Public Accounting, as well as many other accounting jobs, will provide health insurance, but they can also provide opportunities for accountants with disabilities. In 2021, I had the opportunity to interview several accountants with disabilities, who described their experiences to me. If you have time, I hope you can explore the backlog of content I’ve made, including this short podcast with only accountants and this longer podcast that touches a little more on issues of disability and employment. I cannot say how much I appreciate the people I interviewed who were willing to share their experiences with me.
I’m not going to say that the field is perfect because that lie would be so egregious you would never trust me with anything again. It would be like saying, “Earl grey tea doesn’t taste like pencil lead,” or “‘The Hunchback of Notre Dame 2’ is the best movie ever made.“
I think the accounting field, and all workplaces in general, need to take greater strides to address inequality. I was appalled to learn that the AICPA and NASBA were sued in 2017 for not providing adequate accommodations for individuals with blindness and low vision. I was disappointed by the weirdly sexist training the EY gave employees in 2019 that compared women’s brains to “pancakes” and gave advice on how to dress so as not to attract negative attention. The field needs to make a greater effort to retain LGBTQ+ employees and also provide more protection for whistleblowers.
Some people may not think that the time commitment is worth it. And to that, I say, “sure, that’s fine.” This is not the field for everyone. Some people will not like the work, and others will be concerned by the amount of work. Some of the controversies I’ve mentioned have also given people pause. But I think that by working together we can make the field a better, more welcoming place for people. This 2019 study has some interesting information on how the field is changing for women. As it stands, not nearly enough women are partners at accounting firms (and even fewer of those women are women of color), but women do make up more than half of the field.
Although I wish that the top management in public accounting companies was more diverse, I can’t help but feel excited and enthusiastic about the people who will become leaders in the field. I sincerely hope that future leaders in the world of accounting come from more diverse backgrounds. Although it may not be much, I will do my best to continue advocating for this from my position.
I am no longer an accountant, and I hope my path with science communication works out, but if I had to return to accounting, it wouldn’t be the end of the world. It may not be for me, but I still appreciate the opportunities it gave me. Through my work in Public Accounting, I was often inspired creatively and had the chance to meet many kind, interesting people. I also met a few douchebags, but I think that’s the case for any job.

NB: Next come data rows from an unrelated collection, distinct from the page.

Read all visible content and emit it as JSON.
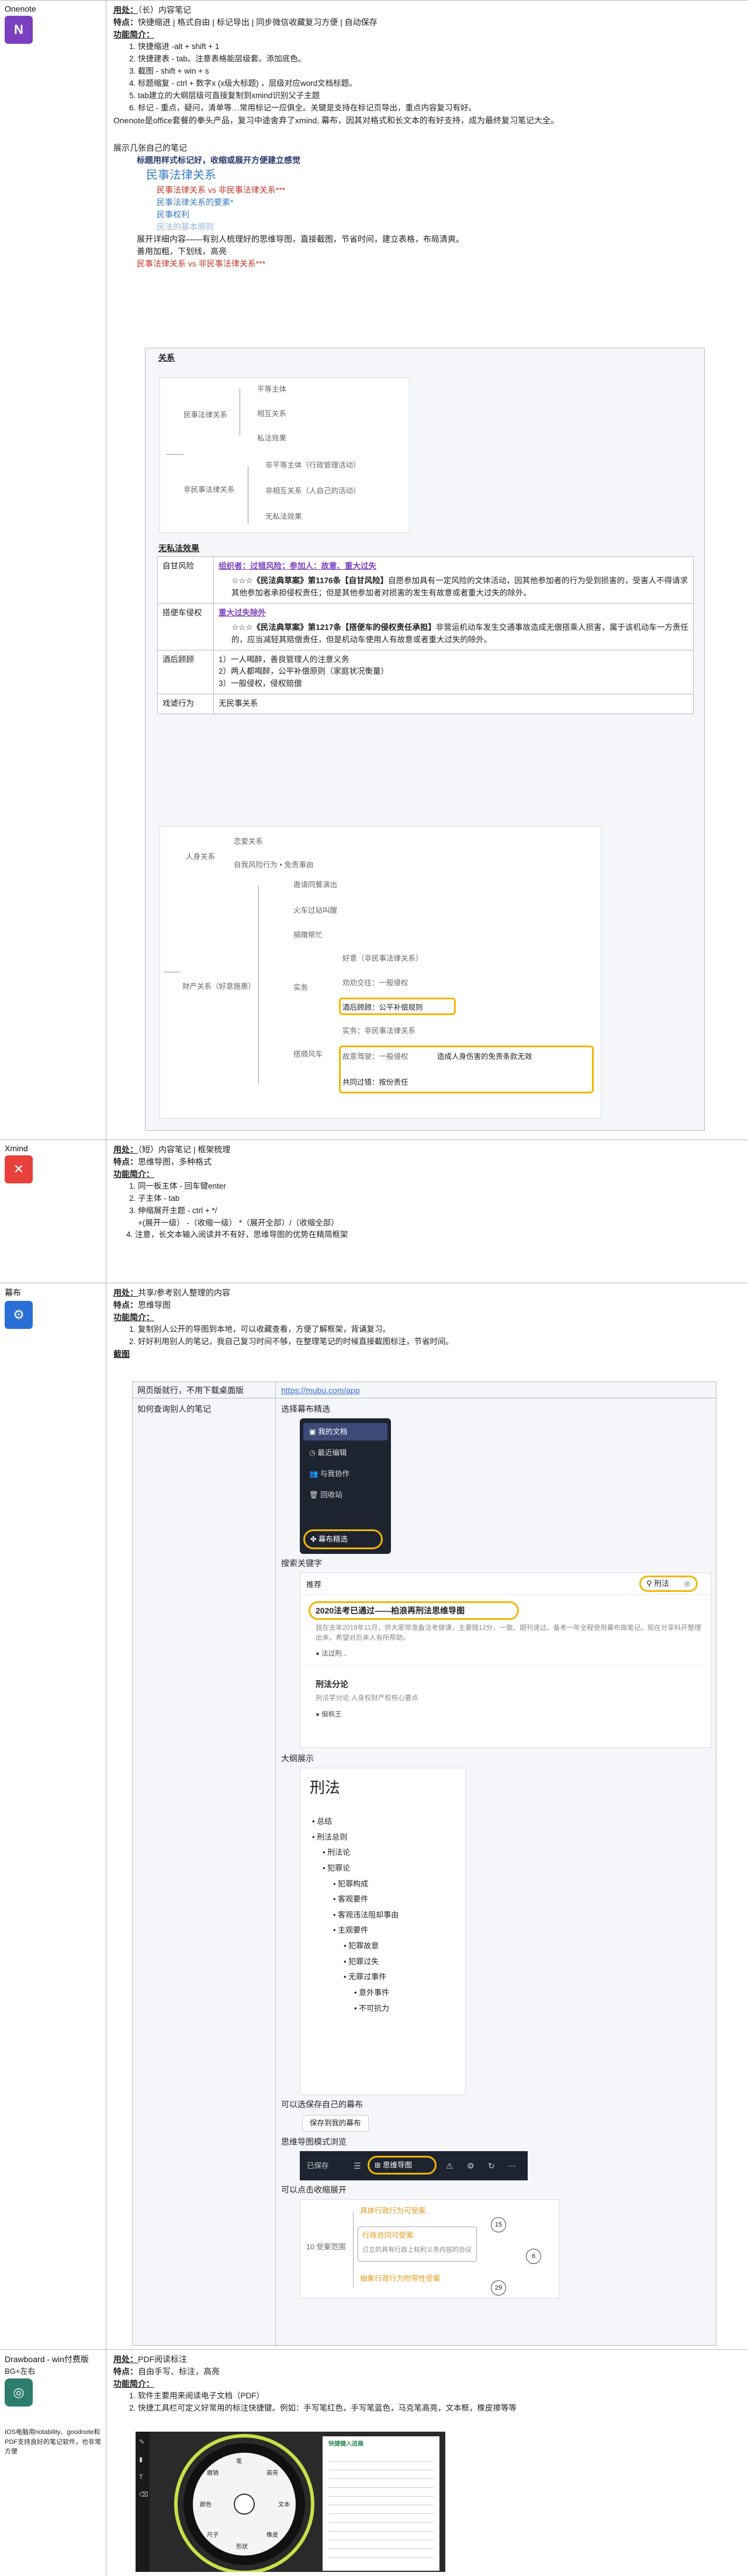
{
  "onenote": {
    "name": "Onenote",
    "icon_letter": "N",
    "usage_label": "用处：",
    "usage": "（长）内容笔记",
    "feature_label": "特点：",
    "feature": "快捷缩进 | 格式自由 | 标记导出 | 同步微信收藏复习方便 | 自动保存",
    "intro_label": "功能简介：",
    "items": [
      "快捷缩进 -alt + shift + 1",
      "快捷建表 - tab。注意表格能层级套。添加底色。",
      "截图 - shift + win + s",
      "标题缩复 - ctrl + 数字x (x级大标题) ，层级对应word文档标题。",
      "tab建立的大纲层级可直接复制到xmind识别父子主题",
      "标记 - 重点，疑问，清单等…常用标记一应俱全。关键是支持在标记页导出，重点内容复习有好。"
    ],
    "summary": "Onenote是office套餐的拳头产品，复习中途舍弃了xmind, 幕布，因其对格式和长文本的有好支持，成为最终复习笔记大全。",
    "demo_title": "展示几张自己的笔记",
    "demo_sub": "标题用样式标记好，收缩或展开方便建立感觉",
    "h1": "民事法律关系",
    "h2a": "民事法律关系 vs 非民事法律关系***",
    "h2b": "民事法律关系的要素*",
    "h2c": "民事权利",
    "h2d": "民法的基本原则",
    "para1": "展开详细内容——有别人梳理好的思维导图，直接截图，节省时间，建立表格，布局清爽。",
    "para2": "善用加粗，下划线，高亮",
    "h3": "民事法律关系 vs 非民事法律关系***",
    "t_rel": "关系",
    "mm1": {
      "root_a": "民事法律关系",
      "root_b": "非民事法律关系",
      "a1": "平等主体",
      "a2": "相互关系",
      "a3": "私法效果",
      "b1": "非平等主体（行政管理活动）",
      "b2": "非相互关系（人自己的活动）",
      "b3": "无私法效果"
    },
    "t_none": "无私法效果",
    "rows": [
      {
        "k": "自甘风险",
        "tag": "组织者：过错风险；参加人：故意、重大过失",
        "body_b": "☆☆☆《民法典草案》第1176条【自甘风险】",
        "body": "自愿参加具有一定风险的文体活动，因其他参加者的行为受到损害的，受害人不得请求其他参加者承担侵权责任；但是其他参加者对损害的发生有故意或者重大过失的除外。"
      },
      {
        "k": "搭便车侵权",
        "tag": "重大过失除外",
        "body_b": "☆☆☆《民法典草案》第1217条【搭便车的侵权责任承担】",
        "body": "非营运机动车发生交通事故造成无偿搭乘人损害，属于该机动车一方责任的，应当减轻其赔偿责任，但是机动车使用人有故意或者重大过失的除外。"
      },
      {
        "k": "酒后顾顾",
        "lines": [
          "1）一人喝醉，善良管理人的注意义务",
          "2）两人都喝醉，公平补偿原则（家庭状况衡量）",
          "3）一般侵权，侵权赔偿"
        ]
      },
      {
        "k": "戏谑行为",
        "plain": "无民事关系"
      }
    ],
    "mm2": {
      "n1": "恋爱关系",
      "n2": "人身关系",
      "n3": "自我风险行为 • 免责事由",
      "n4": "邀请同餐演出",
      "n5": "火车过站叫醒",
      "n6": "捐赠帮忙",
      "n7": "好意（非民事法律关系）",
      "n8": "财产关系（好意施惠）",
      "n9": "实务",
      "n10": "劝劝交往：一般侵权",
      "n11": "酒后顾顾：公平补偿规则",
      "n12": "实务：非民事法律关系",
      "n13": "搭顺风车",
      "n14": "故意驾驶：一般侵权",
      "n15": "造成人身伤害的免责条款无效",
      "n16": "共同过错：按份责任"
    }
  },
  "xmind": {
    "name": "Xmind",
    "usage_label": "用处：",
    "usage": "（短）内容笔记 | 框架梳理",
    "feature_label": "特点：",
    "feature": "思维导图，多种格式",
    "intro_label": "功能简介：",
    "items": [
      "同一板主体 - 回车键enter",
      "子主体 - tab",
      "伸缩展开主题 - ctrl + */"
    ],
    "extra1": "+(展开一级） -（收缩一级） *（展开全部）/（收缩全部）",
    "extra2": "注意，长文本输入阅读并不有好，思维导图的优势在精简框架",
    "extra2_num": "4."
  },
  "mubu": {
    "name": "幕布",
    "usage_label": "用处：",
    "usage": "共享/参考别人整理的内容",
    "feature_label": "特点：",
    "feature": "思维导图",
    "intro_label": "功能简介：",
    "items": [
      "复制别人公开的导图到本地，可以收藏查看，方便了解框架，背诵复习。",
      "好好利用别人的笔记，我自己复习时间不够，在整理笔记的时候直接截图标注，节省时间。"
    ],
    "shot_label": "截图",
    "c1": "网页版就行，不用下载桌面版",
    "link": "https://mubu.com/app",
    "c2": "如何查询别人的笔记",
    "s1": "选择幕布精选",
    "menu": [
      "我的文档",
      "最近编辑",
      "与我协作",
      "回收站",
      "幕布精选"
    ],
    "s2": "搜索关键字",
    "search_tab": "推荐",
    "search_val": "刑法",
    "r1_title": "2020法考已通过——柏浪再刑法思维导图",
    "r1_desc": "我在去年2019年11月，供大家带准备法考做课，主要随12分，一致。期刊速过。备考一年全程使用幕布做笔记。现在分享科开整理出来，希望对后来人有所帮助。",
    "r1_author": "法过刑...",
    "r2_title": "刑法分论",
    "r2_desc": "刑法学分论 人身权财产权核心要点",
    "r2_author": "偏枫王",
    "s3": "大纲展示",
    "outline_title": "刑法",
    "outline": [
      "总结",
      "刑法总则",
      "刑法论",
      "犯罪论",
      "犯罪构成",
      "客观要件",
      "客观违法阻却事由",
      "主观要件",
      "犯罪故意",
      "犯罪过失",
      "无罪过事件",
      "意外事件",
      "不可抗力"
    ],
    "s4": "可以选保存自己的幕布",
    "save_btn": "保存到我的幕布",
    "s5": "思维导图模式浏览",
    "mode_left": "已保存",
    "mode_btn": "思维导图",
    "s6": "可以点击收缩展开",
    "fold": {
      "a": "具体行政行为可受案",
      "b": "行政合同可受案",
      "c": "订立的具有行政上权利义务内容的协议",
      "d": "抽象行政行为附带性受案",
      "root": "10 受案范围",
      "n1": "15",
      "n2": "6",
      "n3": "29"
    }
  },
  "drawboard": {
    "name": "Drawboard - win付费版",
    "sub": "BG+左右",
    "note": "IOS电脑用notability、goodnote和PDF支持良好的笔记软件，也非常方便",
    "usage_label": "用处：",
    "usage": "PDF阅读标注",
    "feature_label": "特点：",
    "feature": "自由手写、标注，高亮",
    "intro_label": "功能简介：",
    "items": [
      "软件主要用来阅读电子文档（PDF）",
      "快捷工具栏可定义好常用的标注快捷键。例如：手写笔红色，手写笔蓝色，马克笔高亮，文本框，橡皮擦等等"
    ],
    "doc_title": "快捷键入进展",
    "wheel": [
      "笔",
      "高亮",
      "文本",
      "橡皮",
      "形状",
      "尺子",
      "颜色",
      "撤销"
    ]
  }
}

If you feel alone and without purpose, I can’t say this field will be for you. The last thing I want to do is recommend someone try a new career path because they have nothing else going for them. I did that, and it sucked for me. Despite all that, accounting is worth considering for many reasons. Even if it’s not your passion, it could be a gateway to finding your path. (Also, if you do want to become an accountant, then you may want to read this blog post I wrote about what I wish I had known before entering the workforce)
Just expect every person you know to ask you to do their taxes.